• Dina Stander

Practice Notes: Nursing Home Residents & EOL Doula Care


I will always remember the first time I was asked to visit a skilled nursing facility to provide doula care for a resident. Talia was still lively but fading, and mostly untroubled beyond kvetching over the usual complaints of nursing home patients, every one was always rushing her and the food sucked. Her daughter visited a few times a week but wondered how her mom might benefit from a different weekly visitor. Would she be more inclined to voice her personal needs and wishes to someone she had less concern about burdening? Would a fresh face, a gentle hand massage, and a person who has not already heard all of her stories offer some needed social stimulation? Because, as we should be reminded often, until last breath we are engaged in the labors of living.

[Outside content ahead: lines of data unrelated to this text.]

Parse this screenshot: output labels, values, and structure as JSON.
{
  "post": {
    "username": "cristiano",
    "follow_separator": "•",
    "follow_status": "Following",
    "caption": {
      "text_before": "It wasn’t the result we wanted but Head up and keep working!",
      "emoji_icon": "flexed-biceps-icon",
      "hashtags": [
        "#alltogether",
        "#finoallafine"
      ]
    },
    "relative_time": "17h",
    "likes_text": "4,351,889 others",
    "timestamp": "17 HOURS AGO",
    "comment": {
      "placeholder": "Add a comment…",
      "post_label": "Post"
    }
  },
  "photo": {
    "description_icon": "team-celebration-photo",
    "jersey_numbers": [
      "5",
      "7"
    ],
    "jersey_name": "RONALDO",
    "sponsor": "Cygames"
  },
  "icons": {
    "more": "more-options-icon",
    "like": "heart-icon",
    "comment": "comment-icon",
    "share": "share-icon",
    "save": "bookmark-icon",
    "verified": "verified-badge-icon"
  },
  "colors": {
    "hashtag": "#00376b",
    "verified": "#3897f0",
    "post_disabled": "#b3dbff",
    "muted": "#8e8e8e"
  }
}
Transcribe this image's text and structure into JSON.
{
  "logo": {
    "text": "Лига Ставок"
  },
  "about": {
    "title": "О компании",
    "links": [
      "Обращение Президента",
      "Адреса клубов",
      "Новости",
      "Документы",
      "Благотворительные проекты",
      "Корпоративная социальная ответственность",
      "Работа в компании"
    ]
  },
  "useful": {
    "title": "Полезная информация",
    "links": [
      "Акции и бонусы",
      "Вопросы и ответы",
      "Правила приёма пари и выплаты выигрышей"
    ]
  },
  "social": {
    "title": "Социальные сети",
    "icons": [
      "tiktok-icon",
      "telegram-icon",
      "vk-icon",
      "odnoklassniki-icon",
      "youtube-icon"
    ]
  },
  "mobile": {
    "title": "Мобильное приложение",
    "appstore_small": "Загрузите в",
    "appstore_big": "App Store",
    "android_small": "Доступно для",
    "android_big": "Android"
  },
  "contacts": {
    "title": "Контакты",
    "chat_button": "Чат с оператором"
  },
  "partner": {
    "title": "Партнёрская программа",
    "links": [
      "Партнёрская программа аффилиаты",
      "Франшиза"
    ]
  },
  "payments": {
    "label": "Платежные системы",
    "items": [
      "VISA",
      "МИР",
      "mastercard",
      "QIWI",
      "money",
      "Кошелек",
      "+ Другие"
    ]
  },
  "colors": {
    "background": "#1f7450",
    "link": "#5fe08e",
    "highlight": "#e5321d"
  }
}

Let's face it, visiting a nursing home is hard even when it is not your own person in residence. It is the place most folks hope and pray never to end up. Walking through the door triggers an internal recoil even before the air hits your senses. Memories of other visits to skilled nursing facilities rush in with all sorts of complicated feelings in tow. Before I leave my car to enter a skilled nursing facility I take a moment to ground myself, because it helps to remember that it's ok not to be ok.

I waded through all of that, signed in at the reception desk, and found Talia's room. Her daughter had let her know I'd be by and she welcomed me with good cheer. She knew that my visit was a gift and an experiment, I was a person who would come every week for an hour or two, depending on her wishes.

Hi Talia, I'm Dina. Ellen says she mentioned I'd be coming to visit.”

Talia was sitting in her chair, she was a tiny lady with a barely tamed mane of salt and pepper curls. Her hands shook as she pushed her glasses up from her nose and looked me over. She pointed to a chair across the room and said, “Pull that over so we can sit and get to know each other a little.” I moved the chair close so we'd be knee to knee, her daughter had alerted me that she'd been hard of hearing since her 50's and had an easier time if she could also read your lips. Then I asked the first question, “How's it going Talia?”


And so began a conversation that brought comfort in the last few weeks of Talia's life. Because I was not her family member and did not work for or live in the facility, our visits gave her time to just be. While we visited Talia did not need to behave herself to be well cared for or heard. Because I was not responsible for her nutrition we could laugh about how much she hated the thickening agent that the aides and her daughter put in her liquids. She could talk about her sense that she'd be dying soon without my offering any reassurance otherwise.

In end-of-life work we learn to recognize the fatigue terminally ill people contend with from having to manage many relationships with different carers in order to get their needs adequately met. Whether a dying person is receiving family care at home, in a residential hospice, a skilled nursing facility, or a regular hospital room, if they are conscious they are working on getting their needs met. A person in the bed who apologizes for needing your help in the first place is trying to make sure you will come back when they need it the next time, even if all they can manage to communicate with is a friendly wave of their hand. Most of the carers tending to the needs of a dying person in the last weeks of life approach with tasks, purposes, and body chores, and the agenda implied by that impossible to answer question, “are you ok?”.

What can an end-of-life doula offer in this situation that is different? Time! When I enter the room in a nursing home, unlike all the staff, no one else is waiting for me in the next room. The person who lives in that space can have my undivided attention. I can adjust pillows, give a hand or foot massage, fetch an eyebrow pencil from a purse. I can write postcards to grandchildren for them to sign. I can read the sports page or jot down a recipe they wanted to remember for that nurse who'd asked but had no time. Unlike a family member I do not need to be reassured that they are ok, and because we have no personal history there are no touchy subjects to avoid. That funny dream about an old taboo crush is safe with me.


And there is time for questions like, “What will dying feel like?” or “Is it ok that I don't know how to say goodbye?” Or a conversation like the one I had w